(Entries from a dataset of interfaces)
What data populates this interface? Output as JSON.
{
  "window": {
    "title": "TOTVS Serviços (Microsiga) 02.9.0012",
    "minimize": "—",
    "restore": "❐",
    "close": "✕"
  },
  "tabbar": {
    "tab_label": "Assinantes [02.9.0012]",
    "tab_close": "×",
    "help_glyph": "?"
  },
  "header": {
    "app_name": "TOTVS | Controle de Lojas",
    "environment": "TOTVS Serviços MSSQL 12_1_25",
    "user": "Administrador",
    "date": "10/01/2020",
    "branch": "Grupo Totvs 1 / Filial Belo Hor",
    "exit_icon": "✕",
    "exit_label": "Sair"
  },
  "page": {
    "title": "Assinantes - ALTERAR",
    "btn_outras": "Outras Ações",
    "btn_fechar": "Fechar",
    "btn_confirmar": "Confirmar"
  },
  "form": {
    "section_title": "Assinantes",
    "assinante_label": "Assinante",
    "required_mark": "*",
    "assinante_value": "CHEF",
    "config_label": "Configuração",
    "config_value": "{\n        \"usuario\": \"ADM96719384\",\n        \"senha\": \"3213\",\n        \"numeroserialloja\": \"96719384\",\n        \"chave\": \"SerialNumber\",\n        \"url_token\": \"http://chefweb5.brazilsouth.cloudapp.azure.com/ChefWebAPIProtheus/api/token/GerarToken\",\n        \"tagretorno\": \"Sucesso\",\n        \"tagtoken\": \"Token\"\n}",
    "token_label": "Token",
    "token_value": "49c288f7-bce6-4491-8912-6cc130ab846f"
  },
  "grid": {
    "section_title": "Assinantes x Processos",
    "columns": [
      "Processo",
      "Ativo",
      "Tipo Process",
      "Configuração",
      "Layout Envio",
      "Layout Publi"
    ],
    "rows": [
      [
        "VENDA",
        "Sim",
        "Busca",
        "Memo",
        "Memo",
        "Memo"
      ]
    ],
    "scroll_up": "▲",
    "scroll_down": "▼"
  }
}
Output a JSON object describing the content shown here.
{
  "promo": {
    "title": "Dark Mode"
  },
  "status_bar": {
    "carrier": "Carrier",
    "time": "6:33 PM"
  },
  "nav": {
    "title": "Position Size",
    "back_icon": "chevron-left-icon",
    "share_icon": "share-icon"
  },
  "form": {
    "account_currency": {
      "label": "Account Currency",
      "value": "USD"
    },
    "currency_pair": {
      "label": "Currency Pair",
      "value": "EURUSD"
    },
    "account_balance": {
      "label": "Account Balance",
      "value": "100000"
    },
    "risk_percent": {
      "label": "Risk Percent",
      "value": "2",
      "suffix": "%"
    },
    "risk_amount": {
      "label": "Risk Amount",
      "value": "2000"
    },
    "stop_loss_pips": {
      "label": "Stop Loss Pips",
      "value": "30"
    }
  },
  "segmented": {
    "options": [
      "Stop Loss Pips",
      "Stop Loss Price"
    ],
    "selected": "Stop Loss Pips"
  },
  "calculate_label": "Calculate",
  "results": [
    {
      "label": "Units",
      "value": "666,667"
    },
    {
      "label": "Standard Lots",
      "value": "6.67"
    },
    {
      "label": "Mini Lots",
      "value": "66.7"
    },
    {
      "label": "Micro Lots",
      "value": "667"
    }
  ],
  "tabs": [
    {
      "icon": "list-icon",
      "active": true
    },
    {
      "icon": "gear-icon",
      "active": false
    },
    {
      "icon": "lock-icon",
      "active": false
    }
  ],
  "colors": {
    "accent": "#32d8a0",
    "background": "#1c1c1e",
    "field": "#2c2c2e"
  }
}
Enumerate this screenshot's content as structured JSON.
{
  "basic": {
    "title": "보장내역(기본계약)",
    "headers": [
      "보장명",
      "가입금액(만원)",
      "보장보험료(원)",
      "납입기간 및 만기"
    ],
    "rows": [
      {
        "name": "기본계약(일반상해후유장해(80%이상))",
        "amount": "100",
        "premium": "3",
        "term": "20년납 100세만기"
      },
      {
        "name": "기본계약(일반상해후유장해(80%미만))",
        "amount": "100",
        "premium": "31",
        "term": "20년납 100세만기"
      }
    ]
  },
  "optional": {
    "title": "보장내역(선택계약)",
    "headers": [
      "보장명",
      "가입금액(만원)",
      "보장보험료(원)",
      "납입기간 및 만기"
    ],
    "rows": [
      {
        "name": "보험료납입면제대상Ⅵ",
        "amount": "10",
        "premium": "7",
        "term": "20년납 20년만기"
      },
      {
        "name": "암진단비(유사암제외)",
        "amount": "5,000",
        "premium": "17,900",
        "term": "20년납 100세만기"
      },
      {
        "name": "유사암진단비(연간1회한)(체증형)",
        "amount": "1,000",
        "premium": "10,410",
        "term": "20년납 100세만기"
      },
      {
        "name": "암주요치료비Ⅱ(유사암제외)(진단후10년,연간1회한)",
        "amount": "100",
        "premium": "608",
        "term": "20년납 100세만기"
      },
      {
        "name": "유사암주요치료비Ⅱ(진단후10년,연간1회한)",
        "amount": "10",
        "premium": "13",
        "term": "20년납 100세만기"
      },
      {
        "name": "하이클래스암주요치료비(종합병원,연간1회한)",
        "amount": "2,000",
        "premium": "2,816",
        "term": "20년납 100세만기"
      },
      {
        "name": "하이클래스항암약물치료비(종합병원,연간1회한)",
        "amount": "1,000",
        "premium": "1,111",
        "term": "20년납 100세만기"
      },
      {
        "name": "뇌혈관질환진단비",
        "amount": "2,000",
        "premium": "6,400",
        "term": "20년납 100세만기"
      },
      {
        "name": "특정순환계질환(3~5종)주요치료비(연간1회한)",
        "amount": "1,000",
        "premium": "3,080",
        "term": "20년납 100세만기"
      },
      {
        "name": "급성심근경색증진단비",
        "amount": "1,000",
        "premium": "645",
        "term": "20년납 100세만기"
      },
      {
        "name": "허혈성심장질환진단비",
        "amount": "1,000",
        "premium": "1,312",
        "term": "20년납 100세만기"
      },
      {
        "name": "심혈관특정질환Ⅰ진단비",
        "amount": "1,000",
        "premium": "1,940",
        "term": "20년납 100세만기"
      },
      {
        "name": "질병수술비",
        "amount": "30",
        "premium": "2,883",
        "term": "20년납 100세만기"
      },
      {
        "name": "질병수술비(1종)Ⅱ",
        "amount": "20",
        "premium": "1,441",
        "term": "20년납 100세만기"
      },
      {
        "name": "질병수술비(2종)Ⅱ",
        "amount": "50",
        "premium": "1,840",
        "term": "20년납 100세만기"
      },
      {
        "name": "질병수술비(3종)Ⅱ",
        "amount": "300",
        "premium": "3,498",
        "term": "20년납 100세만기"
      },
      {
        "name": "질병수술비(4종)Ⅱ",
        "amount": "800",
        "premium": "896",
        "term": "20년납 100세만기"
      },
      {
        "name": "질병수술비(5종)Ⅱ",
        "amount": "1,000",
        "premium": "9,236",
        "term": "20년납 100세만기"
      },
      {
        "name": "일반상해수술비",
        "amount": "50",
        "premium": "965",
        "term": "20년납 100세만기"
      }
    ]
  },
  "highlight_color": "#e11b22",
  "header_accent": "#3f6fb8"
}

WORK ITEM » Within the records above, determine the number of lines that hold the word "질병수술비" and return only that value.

RESPONSE AREA » 6